Erin B. Coe. Photo: The Post Star

The Hyde Collection’s board of trustees announced that director Erin B. Coe will step down from her position at the helm of the institution at the end of July and a national search will be conducted for her replacement. Coe is leaving to join the Palmer Museum of Art at Penn State University as director, according to a report by Maury Thompson at The Post Star. Anne Saile, founder of the Saile Group LLC, a business development and leadership consulting firm, has been named interim director at the Hyde.

“This is a bittersweet moment for the Hyde,” board chair Karl Seitz said. “We are delighted to see Erin take the next big step in what is already a brilliant career. Her leadership of the Hyde, particularly the establishment of the new Feibes & Schmitt Gallery for modern and contemporary art, has been extraordinary. Erin has created a platform for future growth and opportunity for the Hyde. As her colleagues and friends, we will miss our daily contact with a vibrant, optimistic, visionary spirit and we wish her only the best.”

During her tenure, Coe helped the Hyde secure an $11 million gift, one of the largest in its history, and led a successful campaign to raise $500,000 to expand the museum and build a new gallery for modern art—the first new exhibition space at the institution in more than twenty-eight years.

June 21, 2017

Sylvie Patry Named Deputy Director of Musée d’Orsay

Sylvie Patry

The Barnes Foundation has announced that its chief curator Sylvie Patry will return to the Musée d’Orsay in Paris to become deputy director for curatorial affairs and collections. Patry will continue to collaborate as a consulting curator at the Barnes Foundation until 2019, during which time she will oversee a roster of exhibitions and complete a catalogue raisonné of the Barnes’s Cezanne collection.

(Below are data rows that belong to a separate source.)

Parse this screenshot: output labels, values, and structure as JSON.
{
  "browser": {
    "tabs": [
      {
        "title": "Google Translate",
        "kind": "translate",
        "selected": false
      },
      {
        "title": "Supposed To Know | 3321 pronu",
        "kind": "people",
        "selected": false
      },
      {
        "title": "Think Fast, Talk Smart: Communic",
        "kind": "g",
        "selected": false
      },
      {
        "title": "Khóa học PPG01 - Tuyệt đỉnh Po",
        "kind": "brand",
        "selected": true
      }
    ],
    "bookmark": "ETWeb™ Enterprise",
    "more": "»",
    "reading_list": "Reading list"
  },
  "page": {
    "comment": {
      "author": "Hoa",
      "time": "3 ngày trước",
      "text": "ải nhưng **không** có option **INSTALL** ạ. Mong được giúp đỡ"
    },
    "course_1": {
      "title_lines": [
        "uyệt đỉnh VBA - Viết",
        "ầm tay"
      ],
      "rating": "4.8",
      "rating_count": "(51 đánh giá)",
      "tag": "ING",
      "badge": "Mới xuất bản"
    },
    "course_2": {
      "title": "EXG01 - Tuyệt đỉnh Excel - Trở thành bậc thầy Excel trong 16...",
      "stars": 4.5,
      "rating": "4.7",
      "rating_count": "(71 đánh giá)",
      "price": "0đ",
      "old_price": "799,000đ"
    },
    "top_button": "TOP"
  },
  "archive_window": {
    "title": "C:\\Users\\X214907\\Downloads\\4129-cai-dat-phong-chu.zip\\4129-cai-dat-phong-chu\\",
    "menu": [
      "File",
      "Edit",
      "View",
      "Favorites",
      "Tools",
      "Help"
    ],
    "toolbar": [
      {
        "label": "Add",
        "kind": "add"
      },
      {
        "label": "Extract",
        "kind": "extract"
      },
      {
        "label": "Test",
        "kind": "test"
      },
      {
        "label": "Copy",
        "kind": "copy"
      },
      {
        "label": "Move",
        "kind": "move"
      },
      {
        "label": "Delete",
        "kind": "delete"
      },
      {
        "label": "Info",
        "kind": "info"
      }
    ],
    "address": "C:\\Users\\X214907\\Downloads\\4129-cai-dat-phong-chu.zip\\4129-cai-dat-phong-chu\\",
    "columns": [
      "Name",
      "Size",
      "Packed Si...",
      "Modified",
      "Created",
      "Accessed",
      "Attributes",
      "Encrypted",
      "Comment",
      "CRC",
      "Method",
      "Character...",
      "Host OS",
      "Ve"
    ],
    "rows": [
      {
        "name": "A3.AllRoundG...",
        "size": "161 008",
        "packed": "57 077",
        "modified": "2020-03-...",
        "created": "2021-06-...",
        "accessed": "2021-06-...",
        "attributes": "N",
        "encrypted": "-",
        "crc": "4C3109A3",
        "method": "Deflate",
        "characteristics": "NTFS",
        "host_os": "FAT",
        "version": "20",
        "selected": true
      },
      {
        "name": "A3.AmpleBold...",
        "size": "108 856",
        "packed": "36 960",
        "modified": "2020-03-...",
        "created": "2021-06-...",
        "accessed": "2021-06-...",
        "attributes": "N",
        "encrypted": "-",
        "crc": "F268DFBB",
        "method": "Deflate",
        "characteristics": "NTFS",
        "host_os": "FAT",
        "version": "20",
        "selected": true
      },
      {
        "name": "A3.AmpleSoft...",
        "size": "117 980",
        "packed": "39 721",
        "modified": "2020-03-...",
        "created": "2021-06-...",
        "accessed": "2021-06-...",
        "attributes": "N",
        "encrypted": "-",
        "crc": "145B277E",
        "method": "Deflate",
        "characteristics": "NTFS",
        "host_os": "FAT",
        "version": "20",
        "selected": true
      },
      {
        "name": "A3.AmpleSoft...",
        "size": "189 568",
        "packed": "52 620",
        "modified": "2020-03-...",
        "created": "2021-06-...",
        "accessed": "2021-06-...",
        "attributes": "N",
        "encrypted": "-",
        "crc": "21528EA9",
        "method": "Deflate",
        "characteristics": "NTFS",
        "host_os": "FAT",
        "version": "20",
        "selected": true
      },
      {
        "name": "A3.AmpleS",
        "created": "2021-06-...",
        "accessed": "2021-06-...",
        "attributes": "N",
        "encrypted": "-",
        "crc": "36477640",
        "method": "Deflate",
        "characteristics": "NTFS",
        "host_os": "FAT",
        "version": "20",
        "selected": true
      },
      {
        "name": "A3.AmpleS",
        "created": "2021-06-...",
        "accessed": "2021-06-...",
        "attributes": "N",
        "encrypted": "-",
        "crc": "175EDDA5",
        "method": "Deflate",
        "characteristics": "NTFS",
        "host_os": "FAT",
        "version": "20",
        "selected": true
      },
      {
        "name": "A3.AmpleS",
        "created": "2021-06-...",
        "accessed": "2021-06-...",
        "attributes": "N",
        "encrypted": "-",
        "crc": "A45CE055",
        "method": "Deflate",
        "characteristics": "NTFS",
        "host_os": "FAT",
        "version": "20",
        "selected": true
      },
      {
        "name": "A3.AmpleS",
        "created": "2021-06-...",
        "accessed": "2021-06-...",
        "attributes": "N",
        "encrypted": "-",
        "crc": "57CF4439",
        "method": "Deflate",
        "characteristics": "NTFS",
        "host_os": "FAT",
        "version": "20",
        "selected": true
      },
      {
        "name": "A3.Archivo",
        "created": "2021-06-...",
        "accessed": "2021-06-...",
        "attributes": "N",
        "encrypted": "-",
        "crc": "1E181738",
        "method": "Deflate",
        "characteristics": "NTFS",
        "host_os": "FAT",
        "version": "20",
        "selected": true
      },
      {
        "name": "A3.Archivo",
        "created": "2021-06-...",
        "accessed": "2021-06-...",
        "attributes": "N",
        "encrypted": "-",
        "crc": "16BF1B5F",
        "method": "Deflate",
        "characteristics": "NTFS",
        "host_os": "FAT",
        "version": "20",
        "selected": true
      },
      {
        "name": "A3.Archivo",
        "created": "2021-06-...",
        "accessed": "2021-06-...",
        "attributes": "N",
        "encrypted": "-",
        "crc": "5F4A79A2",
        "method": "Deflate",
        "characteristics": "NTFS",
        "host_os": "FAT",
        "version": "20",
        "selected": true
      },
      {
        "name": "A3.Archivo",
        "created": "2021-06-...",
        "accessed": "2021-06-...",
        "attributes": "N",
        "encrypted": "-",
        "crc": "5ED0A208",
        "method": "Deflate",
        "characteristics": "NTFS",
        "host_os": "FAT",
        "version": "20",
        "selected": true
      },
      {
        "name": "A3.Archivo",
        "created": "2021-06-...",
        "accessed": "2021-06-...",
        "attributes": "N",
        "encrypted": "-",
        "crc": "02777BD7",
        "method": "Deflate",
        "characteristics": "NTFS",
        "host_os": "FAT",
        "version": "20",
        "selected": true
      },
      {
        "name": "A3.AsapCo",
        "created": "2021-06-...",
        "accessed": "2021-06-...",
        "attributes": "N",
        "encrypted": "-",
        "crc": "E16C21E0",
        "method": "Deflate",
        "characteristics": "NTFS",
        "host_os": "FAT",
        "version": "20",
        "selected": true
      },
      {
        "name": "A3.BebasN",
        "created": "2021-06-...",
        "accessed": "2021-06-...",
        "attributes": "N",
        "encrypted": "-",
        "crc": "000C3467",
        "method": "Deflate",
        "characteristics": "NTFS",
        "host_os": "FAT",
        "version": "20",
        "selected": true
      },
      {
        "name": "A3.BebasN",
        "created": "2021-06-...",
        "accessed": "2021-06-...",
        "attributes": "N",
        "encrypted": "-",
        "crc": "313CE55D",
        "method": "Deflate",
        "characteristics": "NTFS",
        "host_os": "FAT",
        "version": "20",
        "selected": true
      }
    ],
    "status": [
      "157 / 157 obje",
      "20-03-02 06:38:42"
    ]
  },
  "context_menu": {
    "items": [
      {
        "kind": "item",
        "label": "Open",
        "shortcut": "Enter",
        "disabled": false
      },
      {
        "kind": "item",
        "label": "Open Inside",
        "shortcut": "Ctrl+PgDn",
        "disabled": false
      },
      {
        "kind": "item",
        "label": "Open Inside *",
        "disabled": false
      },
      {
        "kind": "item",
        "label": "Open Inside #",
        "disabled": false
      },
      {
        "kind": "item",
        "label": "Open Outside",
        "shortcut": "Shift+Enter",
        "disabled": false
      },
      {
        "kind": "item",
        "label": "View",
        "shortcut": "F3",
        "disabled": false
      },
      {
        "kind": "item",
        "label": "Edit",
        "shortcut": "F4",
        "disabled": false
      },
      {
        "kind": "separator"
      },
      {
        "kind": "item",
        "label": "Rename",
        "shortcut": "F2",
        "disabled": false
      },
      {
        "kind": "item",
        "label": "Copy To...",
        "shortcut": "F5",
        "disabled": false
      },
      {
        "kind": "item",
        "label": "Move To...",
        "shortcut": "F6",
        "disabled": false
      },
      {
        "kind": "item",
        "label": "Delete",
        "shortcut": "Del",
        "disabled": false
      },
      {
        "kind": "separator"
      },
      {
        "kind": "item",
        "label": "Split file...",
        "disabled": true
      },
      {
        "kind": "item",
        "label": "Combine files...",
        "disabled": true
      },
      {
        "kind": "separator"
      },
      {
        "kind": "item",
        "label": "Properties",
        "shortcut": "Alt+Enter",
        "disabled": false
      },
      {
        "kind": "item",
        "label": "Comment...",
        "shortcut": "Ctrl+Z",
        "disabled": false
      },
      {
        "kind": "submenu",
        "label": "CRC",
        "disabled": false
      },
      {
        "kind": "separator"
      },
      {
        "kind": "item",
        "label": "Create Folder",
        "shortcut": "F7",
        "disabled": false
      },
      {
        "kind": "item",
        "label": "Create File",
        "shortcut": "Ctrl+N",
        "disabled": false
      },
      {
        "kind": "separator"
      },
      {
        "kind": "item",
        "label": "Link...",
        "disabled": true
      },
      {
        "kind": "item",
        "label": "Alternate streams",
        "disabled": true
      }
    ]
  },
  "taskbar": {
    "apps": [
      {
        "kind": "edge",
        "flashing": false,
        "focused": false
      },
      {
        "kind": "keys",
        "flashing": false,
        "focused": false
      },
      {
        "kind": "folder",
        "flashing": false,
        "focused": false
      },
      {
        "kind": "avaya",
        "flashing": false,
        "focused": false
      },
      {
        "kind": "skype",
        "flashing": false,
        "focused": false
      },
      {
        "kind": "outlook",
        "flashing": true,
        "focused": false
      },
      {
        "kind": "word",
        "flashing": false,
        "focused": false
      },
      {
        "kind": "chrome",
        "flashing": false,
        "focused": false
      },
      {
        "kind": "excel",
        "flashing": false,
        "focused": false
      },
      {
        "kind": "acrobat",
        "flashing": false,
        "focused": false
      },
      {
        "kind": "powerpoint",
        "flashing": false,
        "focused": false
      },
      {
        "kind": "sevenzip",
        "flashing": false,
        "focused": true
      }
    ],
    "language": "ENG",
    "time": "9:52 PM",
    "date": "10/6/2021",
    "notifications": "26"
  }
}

“Sylvie has played an important role in building our dynamic special exhibition program, which brings living artists and new ideas into conversation with our permanent collection, and she has also expanded our relationship with leading arts institutions around the world,” said Thom Collins, executive director and president of the Barnes Foundation. “We are excited for Sylvie in her new role at the Musée d’Orsay, and are looking forward to collaborating with her in the years ahead.”

Prior to joining the Barnes in January 2016 as deputy director for collections and exhibitions and the Gund Family Chief Curator, Patry had served as chief curator of Impressionist and Post-Impressionist paintings at the Musée d’Orsay for more than a decade.